Why Fish for Zen? #3: Practicing Self Control


©2022 Cari Ray, Fisher of Zen

I firmly believe that fly fishing within a context of mindfulness practice is immeasurably beneficial for mind, body, & spirit. Sometimes by offering low-hanging fruit like fly casting and being in nature. Sometimes by offering situations that border on tedious or frustrating, presenting us with the choice to get bogged down or to rise above. Like most healthy choices, it gets easier with practice. In the “Why Fish for Zen?” series, I’ll highlight just a few of the opportunities offered by the pursuit of fly fishing that give you a chance at that sort of mindfulness “practice” and help you become more balanced and centered in your daily life. Mastery is never about your relationship to anyone or anything else, it’s always between you and you.

We’ve all been there. Maybe it’s a windy day. Maybe there’s a high bank, or a tree, or brush, or sometimes it’s a single blade of grass. And it seemingly snatches your backcast out of mid air. You look back, and not only are you snagged, your tippet has wrapped and tied itself around that snag no fewer than 800 times. For folks who live in places where the vegetation is “tender,” perhaps a little twitch or tug will free you up. But I don’t live in one of those places, I live in Texas. Things that grow here are tough. A necessary quality if they are to thrive, or at least survive, in the often harsh environment. Which is another metaphor worth pondering…another time.

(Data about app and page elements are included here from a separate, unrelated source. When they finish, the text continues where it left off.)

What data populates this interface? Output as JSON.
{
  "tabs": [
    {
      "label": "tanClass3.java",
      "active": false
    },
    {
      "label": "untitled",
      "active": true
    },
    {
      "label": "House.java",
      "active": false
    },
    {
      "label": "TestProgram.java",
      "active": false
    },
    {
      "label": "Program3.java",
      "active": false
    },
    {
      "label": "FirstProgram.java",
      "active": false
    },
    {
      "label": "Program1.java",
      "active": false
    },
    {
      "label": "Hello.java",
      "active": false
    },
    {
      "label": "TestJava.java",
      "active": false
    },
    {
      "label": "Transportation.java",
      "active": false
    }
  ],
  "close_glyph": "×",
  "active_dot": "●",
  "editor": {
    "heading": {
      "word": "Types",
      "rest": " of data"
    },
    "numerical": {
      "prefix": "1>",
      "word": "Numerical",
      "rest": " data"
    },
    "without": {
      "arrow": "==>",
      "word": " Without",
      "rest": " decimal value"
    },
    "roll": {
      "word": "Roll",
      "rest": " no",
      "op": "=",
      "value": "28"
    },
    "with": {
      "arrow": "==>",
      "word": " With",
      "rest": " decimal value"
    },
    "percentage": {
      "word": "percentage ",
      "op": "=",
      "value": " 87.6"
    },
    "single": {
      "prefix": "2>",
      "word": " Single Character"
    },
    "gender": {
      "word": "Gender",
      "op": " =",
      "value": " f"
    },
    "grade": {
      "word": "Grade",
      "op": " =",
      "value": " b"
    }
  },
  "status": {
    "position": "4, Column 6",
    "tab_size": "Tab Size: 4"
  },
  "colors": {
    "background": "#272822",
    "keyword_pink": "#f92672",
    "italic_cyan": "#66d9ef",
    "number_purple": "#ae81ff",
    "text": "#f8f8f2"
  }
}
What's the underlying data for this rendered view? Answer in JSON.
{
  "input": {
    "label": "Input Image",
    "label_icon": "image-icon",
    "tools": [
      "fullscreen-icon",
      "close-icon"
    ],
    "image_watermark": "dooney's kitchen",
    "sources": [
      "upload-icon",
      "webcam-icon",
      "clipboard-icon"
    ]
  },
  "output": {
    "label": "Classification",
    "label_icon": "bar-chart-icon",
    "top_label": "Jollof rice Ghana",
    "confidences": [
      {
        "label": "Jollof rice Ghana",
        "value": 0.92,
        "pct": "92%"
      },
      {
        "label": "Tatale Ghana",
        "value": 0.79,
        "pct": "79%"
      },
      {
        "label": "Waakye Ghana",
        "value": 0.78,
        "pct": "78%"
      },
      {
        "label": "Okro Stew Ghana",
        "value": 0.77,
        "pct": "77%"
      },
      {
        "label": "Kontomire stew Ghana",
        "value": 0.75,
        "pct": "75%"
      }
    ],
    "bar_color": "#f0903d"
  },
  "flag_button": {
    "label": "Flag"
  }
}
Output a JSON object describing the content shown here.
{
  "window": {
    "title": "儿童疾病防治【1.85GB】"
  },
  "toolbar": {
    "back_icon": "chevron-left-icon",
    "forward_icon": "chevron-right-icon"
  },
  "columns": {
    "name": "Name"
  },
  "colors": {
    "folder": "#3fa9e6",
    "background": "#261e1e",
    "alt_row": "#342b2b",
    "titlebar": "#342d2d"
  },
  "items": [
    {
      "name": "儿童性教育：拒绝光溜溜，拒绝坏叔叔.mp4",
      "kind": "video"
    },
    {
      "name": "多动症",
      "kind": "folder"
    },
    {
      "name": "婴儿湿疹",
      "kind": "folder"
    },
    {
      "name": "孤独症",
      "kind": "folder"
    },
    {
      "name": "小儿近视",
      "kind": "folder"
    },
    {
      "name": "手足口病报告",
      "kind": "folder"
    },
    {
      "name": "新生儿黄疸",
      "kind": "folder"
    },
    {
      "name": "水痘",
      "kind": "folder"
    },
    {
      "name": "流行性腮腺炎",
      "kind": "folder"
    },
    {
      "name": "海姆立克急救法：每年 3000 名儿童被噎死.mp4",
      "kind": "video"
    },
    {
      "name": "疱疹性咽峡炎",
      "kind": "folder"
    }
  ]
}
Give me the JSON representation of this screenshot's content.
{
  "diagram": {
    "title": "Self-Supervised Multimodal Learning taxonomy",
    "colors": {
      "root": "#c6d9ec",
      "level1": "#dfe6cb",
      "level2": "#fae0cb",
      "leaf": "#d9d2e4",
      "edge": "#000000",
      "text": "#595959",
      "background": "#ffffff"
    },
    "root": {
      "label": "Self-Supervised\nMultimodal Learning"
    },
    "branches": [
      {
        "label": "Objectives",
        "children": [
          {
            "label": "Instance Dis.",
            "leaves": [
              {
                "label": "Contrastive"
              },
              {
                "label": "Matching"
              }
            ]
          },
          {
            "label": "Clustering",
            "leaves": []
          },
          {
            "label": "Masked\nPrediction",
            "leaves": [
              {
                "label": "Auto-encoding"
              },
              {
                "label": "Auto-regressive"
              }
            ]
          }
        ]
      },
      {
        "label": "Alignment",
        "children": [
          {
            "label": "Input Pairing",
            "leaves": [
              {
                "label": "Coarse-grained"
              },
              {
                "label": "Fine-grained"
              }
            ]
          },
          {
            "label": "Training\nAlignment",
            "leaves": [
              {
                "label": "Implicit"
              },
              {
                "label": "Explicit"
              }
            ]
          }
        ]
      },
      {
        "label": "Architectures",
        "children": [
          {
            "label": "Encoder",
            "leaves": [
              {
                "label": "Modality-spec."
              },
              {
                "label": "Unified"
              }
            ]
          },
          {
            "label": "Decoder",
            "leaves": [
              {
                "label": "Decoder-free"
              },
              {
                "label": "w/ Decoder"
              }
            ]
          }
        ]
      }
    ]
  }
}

So you’re quite convincingly tangled. Maybe for the umpteenth time that day. If you want to save your flies and not risk snapping your rod tip, you have no choice but to wade back and/or climb over to the tree-bush-thistle-grass (or, if it’s the Llano, maybe the granite) to take care of business. Once you get there, you have a couple of choices. Option A, you can cut the tippet, pull out the flies, and re-rig. Or, option B, you can attempt to untangle the nest of tippet until you either succeed or resign yourself to the fact that it is beyond saving and circle back to option A. But it’s not really those external choices that hold the most valuable opportunity.

If you’re anything like me, by this point, your temperature (literally and figuratively) is starting to go up along with your level of frustration. If you raise your awareness, you can notice it, feel it. And in that moment you are given the opportunity to make a truly valuable choice. Behind door number one, let it overtake you, and maybe build to ruin your entire outing. Behind door number two, a slightly less damaging choice, to do what needs doing, get over it, and get back to fishing. But lingering behind door number three is the kind of choice that, made frequently enough, can start to rewire the way you go about your entire life.

That choice it to turn the entire experience on its head. It’s to decide that this happening is not an interruption of your relaxation, your zen. It’s part of it. The mindless, and meditative, if you’ll let it be, activity of twisting and threading, of weaving in and around until you have freed your flies can do the same for you. To put it a little more succinctly (not my strong suit), it’s a “so what, now what?” mentality.

To listen to the whole series, check out our podcast:
“A MOVING MEDITATION: Fly Fishing & Mental Health”

Comments are closed.